The Bose Soundbar 700 is only about the width of a 43-inch TV, yet offers the kind of high-end build quality and audio expertise you find on bigger soundbars usually. We love that it brings Bose's excellent touch for sound to people who don't want to go massive with their TV setup, though it has some issues that keep it from being further up the list.
First, the sound quality is strong. There's width and power, but vocals stay clear and central. For adding clarity and depth to movie soundtracks, it does the job really well – though can get a bit muddy at higher volumes, and doesn't quite have the dynamic range of some of the other options here. Being a one-box design, there's no separate subwoofer, which means is solid rather than truly cinematic.
The glass-topped design is excellent, and it's easy to set up, thanks to an excellent remote and really good app. There's Wi-Fi and Bluetooth support, and it's a great option for music as well as movies.
At this price, though, we're annoyed that it doesn't offer any HDMI passthrough, and that there's no Dolby Atmos or DTS:X support (it doesn't support the formats, as well as offering no upfiring drivers or anything).
How to buy the best soundbar for you
As televisions get slimmer they may look more attractive, but the audio quality is thin, too. A soundbar puts back some power and bass without the intrusive cables and clutter of a home cinema system.

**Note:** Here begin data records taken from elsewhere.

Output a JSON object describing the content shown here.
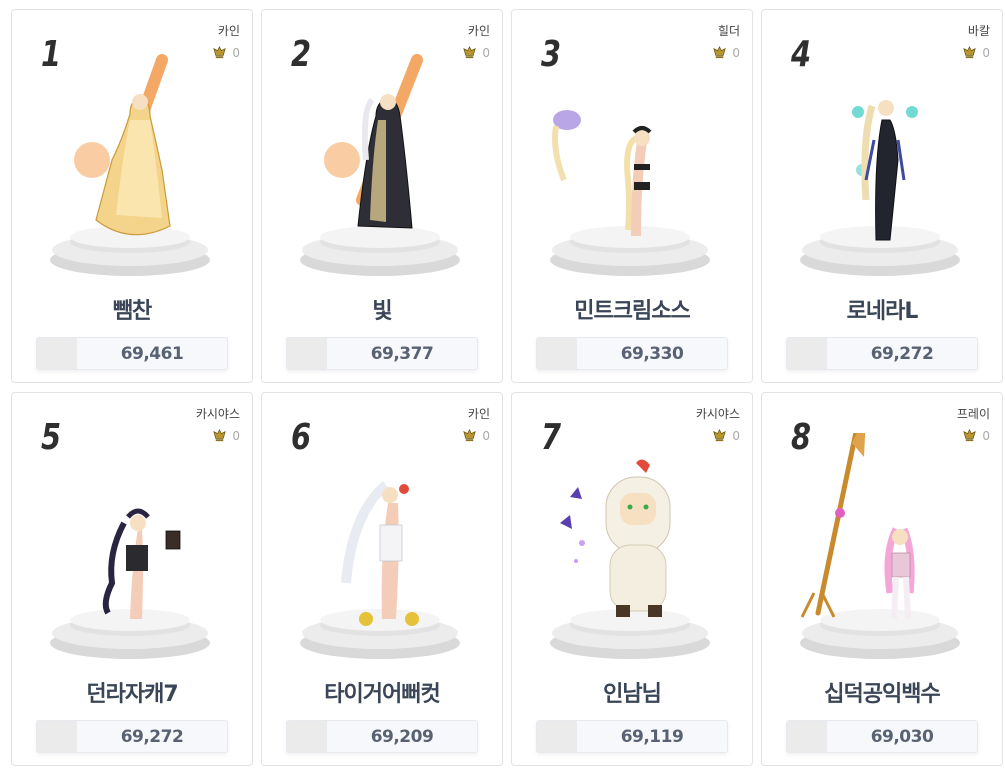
{
  "rankings": [
    {
      "rank": "1",
      "job": "카인",
      "fame": "0",
      "name": "뺌찬",
      "score": "69,461",
      "character": "golden-robed-character-with-flaming-staff"
    },
    {
      "rank": "2",
      "job": "카인",
      "fame": "0",
      "name": "빛",
      "score": "69,377",
      "character": "dark-robed-character-with-flaming-staff"
    },
    {
      "rank": "3",
      "job": "힐더",
      "fame": "0",
      "name": "민트크림소스",
      "score": "69,330",
      "character": "swimsuit-character-with-bird-pet"
    },
    {
      "rank": "4",
      "job": "바칼",
      "fame": "0",
      "name": "로네라L",
      "score": "69,272",
      "character": "black-armored-character-with-blue-flames"
    },
    {
      "rank": "5",
      "job": "카시야스",
      "fame": "0",
      "name": "던라자캐7",
      "score": "69,272",
      "character": "dark-haired-character-with-book"
    },
    {
      "rank": "6",
      "job": "카인",
      "fame": "0",
      "name": "타이거어뻐컷",
      "score": "69,209",
      "character": "white-haired-character-with-chick-pets"
    },
    {
      "rank": "7",
      "job": "카시야스",
      "fame": "0",
      "name": "인남님",
      "score": "69,119",
      "character": "chicken-costume-character-with-butterflies"
    },
    {
      "rank": "8",
      "job": "프레이",
      "fame": "0",
      "name": "십덕공익백수",
      "score": "69,030",
      "character": "pink-haired-character-with-golden-spear"
    }
  ],
  "colors": {
    "rank_text": "#2f2f2f",
    "name_text": "#3a4657",
    "score_text": "#596273",
    "fame_icon": "#b8962e"
  }
}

First thing to bear in mind is they don't all supply surround sound – just as many soundbars deal only in stereo, so choose accordingly. Stereo is more reliable from a fixed unit; surround sound can be magical, or it can be a mess. Of course, it's excellent in all the soundbars we've chosen, but if you're look at others, keep that in mind.
Some have subwoofers built-in to the main unit, while others include separate woofers, often wireless (in that they connect to the bar wirelessly – they still need power).
Many now also boast Bluetooth and/or Wi-Fi to stream music wirelessly from phones. Some will also include microphones with support for Amazon Alexa or Google Assistant.
The main thing to bear in mind with soundbars is where to position them. If your TV is on a media unit, and you're planning to just plonk the soundbar in front of it, you may find it blocks your remote control, or even the bottom of the TV, depending on your TV's stand. Some soundbars are lower profile than others, so be sure to factor this in.
Another key thing to look out for is the number and type of wired connections on offer. HDMI ARC is standard now, because it's the easiest way to plug and play, and it means you don't need a remote just for your soundbar, because the TV passes all controls over the cable.
However, some older TVs don't have HDMI ARC connections, or will only have one, which may already be in use by another box of yours, so most soundbars will have the option of an optical audio connection instead. So make sure that you choose a soundbar with the connection types that suit your TV.
Most high-end soundbars (and many budget ones) will have an HDMI passthrough, which can solve the issue of your TV only having one HDMI ARC port – this means you plug a console, set-top box or whatever into the soundbar, which passes the video onto the TV, while still receiving all audio from the TV.
- The best 32-inch TVs – perfect for bedrooms and offices
- The best 43-inch TVs – great entry-level 4K sets
- The best 48- to 50-inch TVs – beautiful mid-size 4K TV sets
- The best 55-inch TVs – premium TVs that still fit most living rooms
- The best 65-inch TVs – beautiful big-screen TVs
- The best 75-inch TVs – giant 4K and 8K TVs packed with features